EXTRACTED INFORMATION:

*** Begin section ***

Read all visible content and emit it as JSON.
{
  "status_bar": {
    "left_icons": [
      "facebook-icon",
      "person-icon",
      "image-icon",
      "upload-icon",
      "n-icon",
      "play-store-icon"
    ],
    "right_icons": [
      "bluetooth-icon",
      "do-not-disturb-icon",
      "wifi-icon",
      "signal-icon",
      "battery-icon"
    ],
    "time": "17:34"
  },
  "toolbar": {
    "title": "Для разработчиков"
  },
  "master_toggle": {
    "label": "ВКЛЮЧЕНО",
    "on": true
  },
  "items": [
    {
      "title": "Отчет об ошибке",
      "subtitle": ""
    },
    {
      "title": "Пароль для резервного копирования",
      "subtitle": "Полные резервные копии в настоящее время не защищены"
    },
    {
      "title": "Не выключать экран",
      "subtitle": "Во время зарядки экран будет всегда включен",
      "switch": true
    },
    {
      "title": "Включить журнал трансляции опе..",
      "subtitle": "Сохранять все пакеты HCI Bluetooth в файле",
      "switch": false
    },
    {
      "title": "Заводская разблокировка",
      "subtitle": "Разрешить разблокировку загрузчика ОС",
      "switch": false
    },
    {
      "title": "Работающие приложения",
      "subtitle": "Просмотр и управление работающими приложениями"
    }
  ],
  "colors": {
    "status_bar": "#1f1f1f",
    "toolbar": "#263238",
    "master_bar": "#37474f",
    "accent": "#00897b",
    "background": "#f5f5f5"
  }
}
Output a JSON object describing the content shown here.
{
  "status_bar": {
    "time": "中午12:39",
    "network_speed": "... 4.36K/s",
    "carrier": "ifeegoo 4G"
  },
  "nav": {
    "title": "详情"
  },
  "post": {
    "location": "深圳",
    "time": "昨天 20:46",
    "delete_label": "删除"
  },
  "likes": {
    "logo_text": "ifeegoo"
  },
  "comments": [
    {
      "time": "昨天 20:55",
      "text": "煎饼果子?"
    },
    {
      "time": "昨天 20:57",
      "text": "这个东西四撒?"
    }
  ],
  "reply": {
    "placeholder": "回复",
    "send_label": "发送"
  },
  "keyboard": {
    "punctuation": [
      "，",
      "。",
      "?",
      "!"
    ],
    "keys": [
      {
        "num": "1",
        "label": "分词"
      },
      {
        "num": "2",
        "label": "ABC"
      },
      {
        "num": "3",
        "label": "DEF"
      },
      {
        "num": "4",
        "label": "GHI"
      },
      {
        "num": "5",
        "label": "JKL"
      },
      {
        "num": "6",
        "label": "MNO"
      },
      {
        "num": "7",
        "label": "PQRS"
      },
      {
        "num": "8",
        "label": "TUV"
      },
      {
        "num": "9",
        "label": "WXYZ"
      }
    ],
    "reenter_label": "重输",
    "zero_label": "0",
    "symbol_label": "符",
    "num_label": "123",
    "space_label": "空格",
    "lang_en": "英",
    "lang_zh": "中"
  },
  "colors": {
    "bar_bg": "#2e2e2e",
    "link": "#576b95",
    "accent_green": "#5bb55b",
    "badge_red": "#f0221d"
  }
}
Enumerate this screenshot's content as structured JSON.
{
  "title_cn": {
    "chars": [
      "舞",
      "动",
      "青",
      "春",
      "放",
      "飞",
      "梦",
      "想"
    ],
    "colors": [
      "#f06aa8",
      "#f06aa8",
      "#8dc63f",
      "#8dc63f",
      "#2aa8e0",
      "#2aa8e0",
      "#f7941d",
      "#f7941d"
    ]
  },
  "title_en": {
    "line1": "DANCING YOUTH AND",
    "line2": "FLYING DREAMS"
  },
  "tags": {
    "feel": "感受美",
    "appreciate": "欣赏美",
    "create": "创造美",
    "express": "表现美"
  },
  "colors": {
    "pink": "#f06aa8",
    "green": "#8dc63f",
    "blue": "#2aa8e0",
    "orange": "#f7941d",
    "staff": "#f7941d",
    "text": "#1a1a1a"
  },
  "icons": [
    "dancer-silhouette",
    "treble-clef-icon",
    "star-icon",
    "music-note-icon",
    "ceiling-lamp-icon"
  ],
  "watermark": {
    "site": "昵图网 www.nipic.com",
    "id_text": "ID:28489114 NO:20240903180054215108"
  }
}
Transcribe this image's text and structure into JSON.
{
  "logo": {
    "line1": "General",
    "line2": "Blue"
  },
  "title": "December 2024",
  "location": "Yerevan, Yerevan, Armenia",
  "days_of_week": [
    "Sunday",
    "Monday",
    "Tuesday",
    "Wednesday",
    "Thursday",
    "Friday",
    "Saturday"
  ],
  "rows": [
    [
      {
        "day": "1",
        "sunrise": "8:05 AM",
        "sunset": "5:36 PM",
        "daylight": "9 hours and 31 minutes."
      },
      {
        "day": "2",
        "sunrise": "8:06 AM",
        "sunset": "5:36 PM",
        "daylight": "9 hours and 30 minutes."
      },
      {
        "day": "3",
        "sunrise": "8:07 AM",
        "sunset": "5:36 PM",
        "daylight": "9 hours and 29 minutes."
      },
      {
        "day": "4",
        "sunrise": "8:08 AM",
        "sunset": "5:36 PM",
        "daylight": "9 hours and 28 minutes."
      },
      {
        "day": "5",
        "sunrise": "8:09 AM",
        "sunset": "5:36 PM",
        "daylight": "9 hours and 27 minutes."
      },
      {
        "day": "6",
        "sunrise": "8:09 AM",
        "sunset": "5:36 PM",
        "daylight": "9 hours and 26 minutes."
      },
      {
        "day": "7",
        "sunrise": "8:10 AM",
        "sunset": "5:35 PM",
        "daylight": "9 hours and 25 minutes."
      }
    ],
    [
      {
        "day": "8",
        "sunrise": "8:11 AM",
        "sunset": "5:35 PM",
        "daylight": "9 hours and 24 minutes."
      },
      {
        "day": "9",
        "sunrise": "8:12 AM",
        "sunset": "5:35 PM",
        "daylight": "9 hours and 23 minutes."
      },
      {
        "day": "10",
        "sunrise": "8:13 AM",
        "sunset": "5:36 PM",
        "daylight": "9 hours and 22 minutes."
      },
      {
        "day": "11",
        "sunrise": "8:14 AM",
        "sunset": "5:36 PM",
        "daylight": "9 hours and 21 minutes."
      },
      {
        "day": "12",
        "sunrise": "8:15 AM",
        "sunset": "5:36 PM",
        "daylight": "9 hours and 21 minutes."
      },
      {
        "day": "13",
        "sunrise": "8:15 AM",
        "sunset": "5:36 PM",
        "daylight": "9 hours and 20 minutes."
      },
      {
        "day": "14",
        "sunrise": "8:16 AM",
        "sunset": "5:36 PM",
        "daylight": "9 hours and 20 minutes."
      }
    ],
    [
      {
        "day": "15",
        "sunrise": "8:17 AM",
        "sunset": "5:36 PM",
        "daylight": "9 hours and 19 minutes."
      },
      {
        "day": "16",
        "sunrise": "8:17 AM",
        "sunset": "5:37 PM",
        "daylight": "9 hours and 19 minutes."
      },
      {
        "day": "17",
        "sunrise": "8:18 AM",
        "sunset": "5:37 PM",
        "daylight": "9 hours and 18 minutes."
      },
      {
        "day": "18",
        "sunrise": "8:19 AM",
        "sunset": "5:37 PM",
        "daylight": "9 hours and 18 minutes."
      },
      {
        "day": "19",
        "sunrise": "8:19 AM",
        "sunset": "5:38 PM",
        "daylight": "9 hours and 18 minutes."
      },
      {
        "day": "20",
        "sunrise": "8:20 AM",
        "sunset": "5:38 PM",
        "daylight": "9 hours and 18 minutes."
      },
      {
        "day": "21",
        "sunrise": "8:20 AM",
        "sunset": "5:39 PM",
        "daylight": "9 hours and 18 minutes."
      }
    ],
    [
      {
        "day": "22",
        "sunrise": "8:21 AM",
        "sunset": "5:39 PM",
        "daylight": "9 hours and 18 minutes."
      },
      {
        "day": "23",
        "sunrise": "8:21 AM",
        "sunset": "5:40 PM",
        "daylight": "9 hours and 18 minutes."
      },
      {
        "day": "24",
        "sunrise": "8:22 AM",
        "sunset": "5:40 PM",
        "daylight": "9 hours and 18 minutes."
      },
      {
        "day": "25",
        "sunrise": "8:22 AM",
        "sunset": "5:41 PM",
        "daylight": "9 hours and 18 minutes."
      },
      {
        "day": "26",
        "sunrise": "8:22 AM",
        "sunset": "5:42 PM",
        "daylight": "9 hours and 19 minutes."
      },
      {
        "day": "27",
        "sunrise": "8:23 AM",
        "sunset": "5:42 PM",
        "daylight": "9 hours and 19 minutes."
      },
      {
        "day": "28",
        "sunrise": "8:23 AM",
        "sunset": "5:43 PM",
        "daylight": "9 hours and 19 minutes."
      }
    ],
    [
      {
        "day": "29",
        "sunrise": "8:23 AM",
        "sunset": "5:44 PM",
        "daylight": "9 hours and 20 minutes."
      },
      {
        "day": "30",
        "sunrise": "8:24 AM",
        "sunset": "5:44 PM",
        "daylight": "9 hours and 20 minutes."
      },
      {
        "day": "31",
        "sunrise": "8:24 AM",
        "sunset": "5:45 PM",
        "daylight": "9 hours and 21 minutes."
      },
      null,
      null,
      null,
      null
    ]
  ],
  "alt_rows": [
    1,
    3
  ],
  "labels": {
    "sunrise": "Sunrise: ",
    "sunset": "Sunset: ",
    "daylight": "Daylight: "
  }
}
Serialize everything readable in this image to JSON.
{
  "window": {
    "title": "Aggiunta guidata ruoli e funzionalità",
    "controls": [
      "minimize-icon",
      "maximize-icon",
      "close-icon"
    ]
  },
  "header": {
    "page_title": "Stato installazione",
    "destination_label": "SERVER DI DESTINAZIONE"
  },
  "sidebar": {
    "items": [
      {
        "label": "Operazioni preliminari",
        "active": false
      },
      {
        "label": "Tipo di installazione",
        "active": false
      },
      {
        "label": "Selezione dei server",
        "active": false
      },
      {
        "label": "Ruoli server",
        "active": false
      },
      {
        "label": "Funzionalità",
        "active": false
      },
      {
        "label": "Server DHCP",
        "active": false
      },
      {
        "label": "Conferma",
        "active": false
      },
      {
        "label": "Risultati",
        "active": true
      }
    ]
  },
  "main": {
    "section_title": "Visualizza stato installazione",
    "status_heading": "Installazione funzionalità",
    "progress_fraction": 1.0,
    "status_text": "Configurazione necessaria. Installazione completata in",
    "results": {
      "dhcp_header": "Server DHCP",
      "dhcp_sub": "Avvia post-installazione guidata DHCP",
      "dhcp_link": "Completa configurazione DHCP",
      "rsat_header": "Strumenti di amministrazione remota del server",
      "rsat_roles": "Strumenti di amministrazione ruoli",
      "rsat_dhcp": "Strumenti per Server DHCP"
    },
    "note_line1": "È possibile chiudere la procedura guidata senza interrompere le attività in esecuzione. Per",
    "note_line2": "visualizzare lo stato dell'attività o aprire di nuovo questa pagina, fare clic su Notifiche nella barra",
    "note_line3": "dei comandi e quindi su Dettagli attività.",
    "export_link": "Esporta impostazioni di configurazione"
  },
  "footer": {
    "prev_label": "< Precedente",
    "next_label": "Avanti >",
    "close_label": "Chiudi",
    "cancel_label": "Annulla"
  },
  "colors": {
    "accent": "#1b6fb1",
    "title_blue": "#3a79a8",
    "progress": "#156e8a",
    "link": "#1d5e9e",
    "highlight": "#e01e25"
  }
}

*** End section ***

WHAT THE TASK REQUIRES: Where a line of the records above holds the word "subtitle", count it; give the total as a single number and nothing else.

RESPONSE BELOW: 6